Dead weight seems to hang in the air as we wait for the verdict in the trial of George Zimmerman. My fears and hopes feel hinged on each shallow exhale as I sit at the kitchen table, sifting through articles, nibbling oatmeal, talking heads muted. Like many people I know, I’ve been angry. The murder of Trayvon Martin has been about a young person who was presumed suspicious, followed, and shot in the chest on his way back to his father’s house after stepping out for a snack. It is surely about that. But it has also been about black men everywhere who are read as a threat. It has been about the ease with which the police took Zimmerman’s word when he said he acted in self-defense, and those weeks he lived regular life after having murdered someone in cold blood. It’s especially about these facts when considered in relationship to how many black and brown people go to prison for comparatively minuscule reasons: shoplifting a candy bar, driving a little bit fast, firing a warning shot during an abusive encounter.

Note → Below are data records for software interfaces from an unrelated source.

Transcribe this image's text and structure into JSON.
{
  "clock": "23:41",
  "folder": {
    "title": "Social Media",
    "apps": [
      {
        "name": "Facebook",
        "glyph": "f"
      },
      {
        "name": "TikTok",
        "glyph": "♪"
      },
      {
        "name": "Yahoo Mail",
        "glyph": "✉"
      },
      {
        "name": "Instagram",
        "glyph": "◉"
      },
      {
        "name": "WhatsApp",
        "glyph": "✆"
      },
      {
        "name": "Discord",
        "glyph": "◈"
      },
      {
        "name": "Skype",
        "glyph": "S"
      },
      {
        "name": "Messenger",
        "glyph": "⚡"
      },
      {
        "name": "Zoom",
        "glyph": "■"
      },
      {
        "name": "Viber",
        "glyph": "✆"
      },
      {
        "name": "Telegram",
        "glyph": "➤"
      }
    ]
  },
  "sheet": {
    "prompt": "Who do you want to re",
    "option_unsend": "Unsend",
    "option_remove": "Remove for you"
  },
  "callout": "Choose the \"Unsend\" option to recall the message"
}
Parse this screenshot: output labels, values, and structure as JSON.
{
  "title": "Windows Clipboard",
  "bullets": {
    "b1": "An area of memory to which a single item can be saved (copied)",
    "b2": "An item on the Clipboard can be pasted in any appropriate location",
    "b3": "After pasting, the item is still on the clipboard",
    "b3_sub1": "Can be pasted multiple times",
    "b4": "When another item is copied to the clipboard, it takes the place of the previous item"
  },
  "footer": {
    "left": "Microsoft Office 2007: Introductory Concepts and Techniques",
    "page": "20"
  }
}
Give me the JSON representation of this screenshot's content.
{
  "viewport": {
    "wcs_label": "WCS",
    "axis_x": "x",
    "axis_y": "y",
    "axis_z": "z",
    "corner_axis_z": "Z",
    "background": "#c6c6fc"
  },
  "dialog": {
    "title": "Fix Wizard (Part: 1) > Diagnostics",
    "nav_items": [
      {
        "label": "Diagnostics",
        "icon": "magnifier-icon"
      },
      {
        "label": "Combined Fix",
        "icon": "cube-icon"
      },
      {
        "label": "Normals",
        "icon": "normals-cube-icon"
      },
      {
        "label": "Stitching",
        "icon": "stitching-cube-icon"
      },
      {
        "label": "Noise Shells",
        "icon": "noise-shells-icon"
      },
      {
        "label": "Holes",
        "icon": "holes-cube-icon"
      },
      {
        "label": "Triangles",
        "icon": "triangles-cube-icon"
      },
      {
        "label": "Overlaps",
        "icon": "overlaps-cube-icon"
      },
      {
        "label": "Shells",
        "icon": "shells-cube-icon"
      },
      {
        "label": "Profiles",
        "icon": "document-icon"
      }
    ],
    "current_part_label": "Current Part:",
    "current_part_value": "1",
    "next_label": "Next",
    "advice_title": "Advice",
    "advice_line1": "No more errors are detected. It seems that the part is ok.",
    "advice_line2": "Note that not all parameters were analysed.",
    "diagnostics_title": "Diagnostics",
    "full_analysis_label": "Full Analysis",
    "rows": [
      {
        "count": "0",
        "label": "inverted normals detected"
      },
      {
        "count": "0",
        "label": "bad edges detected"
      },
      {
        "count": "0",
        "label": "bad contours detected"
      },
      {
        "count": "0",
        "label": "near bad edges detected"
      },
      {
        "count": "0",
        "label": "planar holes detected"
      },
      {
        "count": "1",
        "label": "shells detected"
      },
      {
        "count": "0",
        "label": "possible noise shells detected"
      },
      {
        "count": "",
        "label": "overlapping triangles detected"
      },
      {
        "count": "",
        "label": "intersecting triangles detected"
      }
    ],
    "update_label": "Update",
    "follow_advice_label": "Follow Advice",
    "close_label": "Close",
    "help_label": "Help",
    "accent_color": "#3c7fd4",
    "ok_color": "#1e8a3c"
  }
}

We have consistently been told that this is “not about race,” perhaps strategically, perhaps not. But of course — in a country where there is a $2 million bounty on the head of a black woman for allegedly killing a police officer, while a police officer who participated in the harassment and murder of a black man in front of the world on a BART platform is serving in the army — it is about race. However, it’s about race in ways other than the egregious dissimilarities between treatment of black life and white life. It’s also about the colors of the punishment system, and how we think through our relationship to it as a whole. As a person who is against the carceral state, I have struggled with my feelings about the Zimmerman trial. If I truly believe in prison abolition, then it cannot, seemingly, be a sometimes commitment.
As I await the jury, heart in stomach, I am trying to think about how this whole situation could have gone differently through an abolitionist lens. What if, when people became outraged that Zimmerman was “roaming free,” they had demanded transformative justice rather than arrest? What if, rather than sitting there dopily, George Zimmerman would have had to explain himself to Tracy Martin and Sybrina Fulton? A friend of mine who advocates community conflict resolution, even to the point of violence, suggests George Zimmerman deserved to get whatever may or may not have come to him without state intervention. Are these our alternatives? What do we want?
It feels easier to think about prison abolition when we confront all the damage the punishment system — which includes laws, their enforcement, and the multiple institutions and relationships involved in those practices — does to people’s lives. As the United States is home to 5% of the world’s population and 25% of the world’s prison population, the severity of the problem is blatant. As we consider the disproportionate number of black and brown people who are targeted by surveillance and other punitive procedures, the violence is clear. But if we also acknowledge that the institution itself cannot be redeemed, then that means working against its domination, even — and particularly — in cases like Zimmerman’s, when we may not be sympathetic to the potentially incarcerated. Everyday abolition has to be about thinking of ways to address conflict and harm outside of the punishment system, on a regular basis. I’m asking you to think with me about the ways that this may be possible. If George Zimmerman is convicted, perhaps there will be a moment of joy for a lot of people across the country: here, this apparently unapologetic man who murdered a teenage boy, will be locked away for some years. He will, maybe, feel regret or fear or hurt in prison. But, for each George Zimmerman, how many black, brown, trans, gender noncomforming, undocumented, or homeless people will also be locked away? And for what we might deem far lesser reasons? How many people with disabilities or medical needs will be confined to some kind of institution, be it called a prison or a hospital?
As we sit, wait, and watch, with our hearts in our stomachs and the weight of black death in the air, what are our long term hopes for the future of this carceral state?